Air Force cadet walks on top of bottom of world

  • Published
  • By Butch Wehry
  • Academy Spirit Staff
For 10 days in December, an Air Force Academy meteorology major here walked on top of the bottom of planet Earth with the U.S. Antarctic Program and the Air Force's Nation Science Foundation.

"My task was to discover and observe the numerous NSF research and scientific projects occurring at McMurdo Station and the Amundsen-Scott South Pole Station," said Cadet 1st Class Patrick Warfel. "Another primary duty was to observe the Air Force logistical operations to include airlift, cargo transport, weather, services, medical, and the mission and role of Air Force personnel deployed to McMurdo Station."

The program began last year with two midshipmen from the U.S. Naval Academy. Participation was opened this year to cadets from all service academies.

Competitively selected for the research internship through the National Science Foundation offered to oceanography, Meteorology, and physics majors from the U.S. Service Academies and staying a night at Christchurch, New Zealand, the cadet from Renton, Wash., was "on ice" from Dec. 21 to New Years Eve.

"I thought this would be a once-in-a-lifetime opportunity to travel to Antarctica and perhaps the South Pole of the Earth," said the cadet who will attend undergraduate pilot training after graduation with the goal of becoming a pilot. "I always heard about the C-130's that takeoff and land with skis and was naturally curious how the Air Force manages to operate in such extreme conditions and remote locations."

He couldn't have chosen a spot further from home or the Academy. Antarctica is the Earth's southernmost continent, overlying the South Pole. About 98 percent of Antarctica is covered by ice which averages at least 1.6 kilometers, or one mile, in thickness.
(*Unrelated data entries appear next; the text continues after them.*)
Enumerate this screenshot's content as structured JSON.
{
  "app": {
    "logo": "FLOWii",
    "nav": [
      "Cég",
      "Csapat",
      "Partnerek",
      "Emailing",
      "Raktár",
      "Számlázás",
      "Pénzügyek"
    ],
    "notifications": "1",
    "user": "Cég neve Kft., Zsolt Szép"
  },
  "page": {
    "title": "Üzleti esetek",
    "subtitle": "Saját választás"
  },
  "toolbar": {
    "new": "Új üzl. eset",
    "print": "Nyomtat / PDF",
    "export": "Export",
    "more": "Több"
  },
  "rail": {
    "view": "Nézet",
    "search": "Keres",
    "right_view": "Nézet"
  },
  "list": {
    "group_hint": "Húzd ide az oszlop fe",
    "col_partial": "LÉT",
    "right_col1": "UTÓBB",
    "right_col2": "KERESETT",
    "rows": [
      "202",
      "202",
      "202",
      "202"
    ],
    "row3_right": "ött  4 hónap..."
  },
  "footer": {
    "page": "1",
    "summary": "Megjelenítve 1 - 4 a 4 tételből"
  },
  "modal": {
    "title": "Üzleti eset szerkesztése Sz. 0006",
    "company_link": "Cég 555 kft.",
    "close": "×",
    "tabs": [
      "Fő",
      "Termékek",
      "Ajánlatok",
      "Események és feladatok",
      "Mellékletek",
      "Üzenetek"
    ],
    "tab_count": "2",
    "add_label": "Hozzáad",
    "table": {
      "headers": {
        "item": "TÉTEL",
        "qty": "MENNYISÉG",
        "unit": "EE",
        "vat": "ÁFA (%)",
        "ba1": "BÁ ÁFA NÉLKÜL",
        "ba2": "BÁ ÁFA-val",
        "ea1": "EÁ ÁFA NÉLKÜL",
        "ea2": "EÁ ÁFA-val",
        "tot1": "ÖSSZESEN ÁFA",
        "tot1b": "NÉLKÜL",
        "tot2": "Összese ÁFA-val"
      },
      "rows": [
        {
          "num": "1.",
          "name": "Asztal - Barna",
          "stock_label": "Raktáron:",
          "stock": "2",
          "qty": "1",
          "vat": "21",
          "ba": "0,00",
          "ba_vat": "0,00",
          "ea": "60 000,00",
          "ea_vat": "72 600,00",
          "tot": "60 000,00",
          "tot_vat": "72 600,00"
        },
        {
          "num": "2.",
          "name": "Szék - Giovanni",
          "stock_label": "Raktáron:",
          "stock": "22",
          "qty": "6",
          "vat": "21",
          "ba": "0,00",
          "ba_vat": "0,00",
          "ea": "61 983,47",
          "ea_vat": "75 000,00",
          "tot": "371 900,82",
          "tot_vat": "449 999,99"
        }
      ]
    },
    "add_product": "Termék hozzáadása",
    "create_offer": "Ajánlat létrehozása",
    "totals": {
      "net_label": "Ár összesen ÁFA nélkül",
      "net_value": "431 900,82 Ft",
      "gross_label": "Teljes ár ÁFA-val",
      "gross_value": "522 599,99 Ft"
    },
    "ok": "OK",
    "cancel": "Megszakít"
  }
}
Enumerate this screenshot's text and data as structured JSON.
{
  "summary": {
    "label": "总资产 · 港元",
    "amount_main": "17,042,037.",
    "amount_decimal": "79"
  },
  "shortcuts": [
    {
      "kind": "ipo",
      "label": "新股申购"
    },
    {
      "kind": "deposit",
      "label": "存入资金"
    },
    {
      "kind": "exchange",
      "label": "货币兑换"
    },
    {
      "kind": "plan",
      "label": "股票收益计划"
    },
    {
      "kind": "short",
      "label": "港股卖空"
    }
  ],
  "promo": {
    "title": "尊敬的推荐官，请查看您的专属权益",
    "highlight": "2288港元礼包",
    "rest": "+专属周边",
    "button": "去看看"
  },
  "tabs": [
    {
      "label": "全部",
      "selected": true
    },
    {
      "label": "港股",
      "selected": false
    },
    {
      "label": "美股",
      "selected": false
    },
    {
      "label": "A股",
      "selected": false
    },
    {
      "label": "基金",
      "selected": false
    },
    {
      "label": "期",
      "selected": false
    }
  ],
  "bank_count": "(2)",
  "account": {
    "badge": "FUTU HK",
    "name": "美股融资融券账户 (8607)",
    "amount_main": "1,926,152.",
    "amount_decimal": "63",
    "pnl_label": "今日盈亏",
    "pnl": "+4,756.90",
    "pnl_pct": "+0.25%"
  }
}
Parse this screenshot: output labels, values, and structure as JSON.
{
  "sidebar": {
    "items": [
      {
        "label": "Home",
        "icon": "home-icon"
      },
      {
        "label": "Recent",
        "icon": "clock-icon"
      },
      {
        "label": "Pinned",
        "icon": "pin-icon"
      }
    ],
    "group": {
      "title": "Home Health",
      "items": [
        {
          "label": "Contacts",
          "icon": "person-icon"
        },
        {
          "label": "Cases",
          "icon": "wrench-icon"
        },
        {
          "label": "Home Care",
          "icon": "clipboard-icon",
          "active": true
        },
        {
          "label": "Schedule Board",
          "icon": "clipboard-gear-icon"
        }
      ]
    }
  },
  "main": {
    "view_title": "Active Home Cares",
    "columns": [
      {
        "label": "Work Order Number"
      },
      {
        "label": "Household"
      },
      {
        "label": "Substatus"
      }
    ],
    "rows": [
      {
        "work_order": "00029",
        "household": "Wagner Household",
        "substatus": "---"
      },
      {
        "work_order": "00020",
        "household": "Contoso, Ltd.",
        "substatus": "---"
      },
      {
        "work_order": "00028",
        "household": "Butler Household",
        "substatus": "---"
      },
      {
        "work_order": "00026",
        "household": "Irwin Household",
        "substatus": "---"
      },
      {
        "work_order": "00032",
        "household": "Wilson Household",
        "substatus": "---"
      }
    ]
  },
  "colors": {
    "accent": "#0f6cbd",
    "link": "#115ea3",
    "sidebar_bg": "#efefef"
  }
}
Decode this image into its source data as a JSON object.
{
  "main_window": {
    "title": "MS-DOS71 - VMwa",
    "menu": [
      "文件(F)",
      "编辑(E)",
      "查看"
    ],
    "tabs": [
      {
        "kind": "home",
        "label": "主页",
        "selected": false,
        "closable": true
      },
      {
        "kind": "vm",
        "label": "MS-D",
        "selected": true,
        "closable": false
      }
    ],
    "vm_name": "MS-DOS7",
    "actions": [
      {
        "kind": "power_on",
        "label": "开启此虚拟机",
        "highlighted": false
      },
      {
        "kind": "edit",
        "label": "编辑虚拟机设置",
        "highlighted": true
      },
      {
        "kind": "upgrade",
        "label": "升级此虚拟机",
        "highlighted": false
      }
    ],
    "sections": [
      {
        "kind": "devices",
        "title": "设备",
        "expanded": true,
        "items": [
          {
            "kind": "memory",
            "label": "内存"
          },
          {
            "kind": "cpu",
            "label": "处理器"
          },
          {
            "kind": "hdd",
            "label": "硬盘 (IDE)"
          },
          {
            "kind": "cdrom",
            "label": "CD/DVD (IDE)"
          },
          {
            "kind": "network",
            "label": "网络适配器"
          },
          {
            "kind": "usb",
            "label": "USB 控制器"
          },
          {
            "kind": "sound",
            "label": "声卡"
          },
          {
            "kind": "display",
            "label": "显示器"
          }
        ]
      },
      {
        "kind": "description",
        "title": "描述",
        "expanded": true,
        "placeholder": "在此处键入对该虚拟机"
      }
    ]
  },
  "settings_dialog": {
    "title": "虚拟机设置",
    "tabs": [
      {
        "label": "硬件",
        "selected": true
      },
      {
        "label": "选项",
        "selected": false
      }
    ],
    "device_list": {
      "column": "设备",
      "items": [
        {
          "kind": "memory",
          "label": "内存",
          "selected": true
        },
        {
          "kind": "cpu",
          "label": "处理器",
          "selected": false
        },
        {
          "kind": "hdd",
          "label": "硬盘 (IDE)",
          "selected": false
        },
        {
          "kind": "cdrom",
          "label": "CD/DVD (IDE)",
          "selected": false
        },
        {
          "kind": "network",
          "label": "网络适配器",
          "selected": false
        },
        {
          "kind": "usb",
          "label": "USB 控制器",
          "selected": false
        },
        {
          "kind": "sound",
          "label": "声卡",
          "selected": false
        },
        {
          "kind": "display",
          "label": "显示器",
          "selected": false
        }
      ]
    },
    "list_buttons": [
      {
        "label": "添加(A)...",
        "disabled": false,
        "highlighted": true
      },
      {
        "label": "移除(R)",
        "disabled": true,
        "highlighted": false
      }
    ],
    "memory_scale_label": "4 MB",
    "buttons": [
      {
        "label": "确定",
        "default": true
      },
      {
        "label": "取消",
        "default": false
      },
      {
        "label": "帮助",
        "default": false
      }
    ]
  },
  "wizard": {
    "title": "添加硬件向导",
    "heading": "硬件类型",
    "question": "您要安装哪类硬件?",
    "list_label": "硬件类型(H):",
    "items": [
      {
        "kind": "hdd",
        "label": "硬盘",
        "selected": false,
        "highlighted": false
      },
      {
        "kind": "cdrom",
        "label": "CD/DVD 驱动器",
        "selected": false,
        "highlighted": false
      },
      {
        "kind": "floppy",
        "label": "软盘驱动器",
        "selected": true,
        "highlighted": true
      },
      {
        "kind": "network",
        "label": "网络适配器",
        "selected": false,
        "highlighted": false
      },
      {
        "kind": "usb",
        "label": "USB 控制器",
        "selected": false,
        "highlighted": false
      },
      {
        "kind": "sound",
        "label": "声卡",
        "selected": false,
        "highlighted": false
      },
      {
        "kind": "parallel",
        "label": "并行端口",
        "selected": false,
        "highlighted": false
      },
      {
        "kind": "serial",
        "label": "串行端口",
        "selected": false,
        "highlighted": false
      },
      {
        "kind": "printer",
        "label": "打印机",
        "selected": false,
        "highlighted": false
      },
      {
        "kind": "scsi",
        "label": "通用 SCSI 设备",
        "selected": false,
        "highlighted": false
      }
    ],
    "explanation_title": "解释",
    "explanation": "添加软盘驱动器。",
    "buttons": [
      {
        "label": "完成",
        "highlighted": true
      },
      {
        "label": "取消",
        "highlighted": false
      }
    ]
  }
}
On average, Antarctica is the coldest, driest and windiest continent, and has the highest average elevation of all continents. Since there is little precipitation except at the coasts, the interior of the continent is technically the largest desert in the world. There are no permanent human residents.

The trip took considerable advance coordination between academic departments, the Naval Academy, NSF, Government Travel Office, and numerous other individuals who made the trip possible.

"The Antarctic Internship is a week-long program under the sponsorship of Air Force Lieutenant General Loyd "Chip" Utterback, U.S. Air Force, the standing Joint Task Force - Support Forces Antarctica commander for Operation DEEP FREEZE and Dr. Karl Erb, the director of Polar Programs for the National Science Foundation," said Col. Neal Rappaport, Academy associate professor and head of the Department of Economics and Geosciences.

Cadet Warfel was competitively selected to participate in this program.

Midshipman Leah Jordan from the U.S. Naval Academy was the other service academy participant. They were joined at McMurdo by Col. Ian Biggins, the defense department liaison officer to NSF.

Before departing to Antarctica the cadet did his best to study up on the Antarctic Air Force mission, DEEP FREEZE, the U.S. Antarctic Program, and the current NSF studies occurring on the "ice".

McMurdo Station is in fact a little town.

Roughly 1,000 people live there throughout the summer season; approximately 150 are Air Force personnel, and the rest are contractors with Raytheon, employees of NSF, or scientists/researchers.

"I tried to meet as many people as I could during my short stay," Cadet Warfel said. "I spent most of my time with officers and enlisted personnel from New York's 109th Airlift Wing Air National Guard as well as with weather observers and forecasters from the McMurdo Weather shop.

New Zealand's Scott Base is around the corner from McMurdo station and I was privileged to spend time with the 'Kiwi's', as they are called, on a few occasions."

He found Antarctica much more impressive than he'd ever imagined.

"Little did I know Antarctica has the highest average elevation of all continents and it is 1.4 times the size of the U.S.'" he said. "There are mountain ranges, volcanoes, lakes, and rocks, not just ice. McMurdo Station is built on rock and dirt. I was impressed with the infrastructure of McMurdo and Amundsen-Scott South Pole Station."

Furthermore, he was amazed to see an entire town, powered by generators, thrive and bustle where the sun never sets.

"I expected the facilities to be fair at best, but this was not the case," the cadet said. "I had my own dormitory room, with a shared bathroom, a land line telephone, and even a TV with seven channels. We used pagers down there to communicate instead of cell phones. LAN Internet was available on station along with a two-lane bowling alley, and a rock climbing wall."

He was surprised to see how everyone worked harmoniously, military and civilians, crane operators and pilots, janitors and priests, scientists and firefighters, day after day to support the overall mission to explore, discover, research, and preserve Antarctica, the coldest, windiest, driest place on Earth.

"The landscape and geography of the continent was simply beautiful and amazing," Cadet Warfel said. "Flying to the South Pole, looking outside the cockpit window along the route, I witnessed the pure beauty and vastness of Antarctica from the Trans-Antarctic mountain range, to massive glaciers and melting sea ice."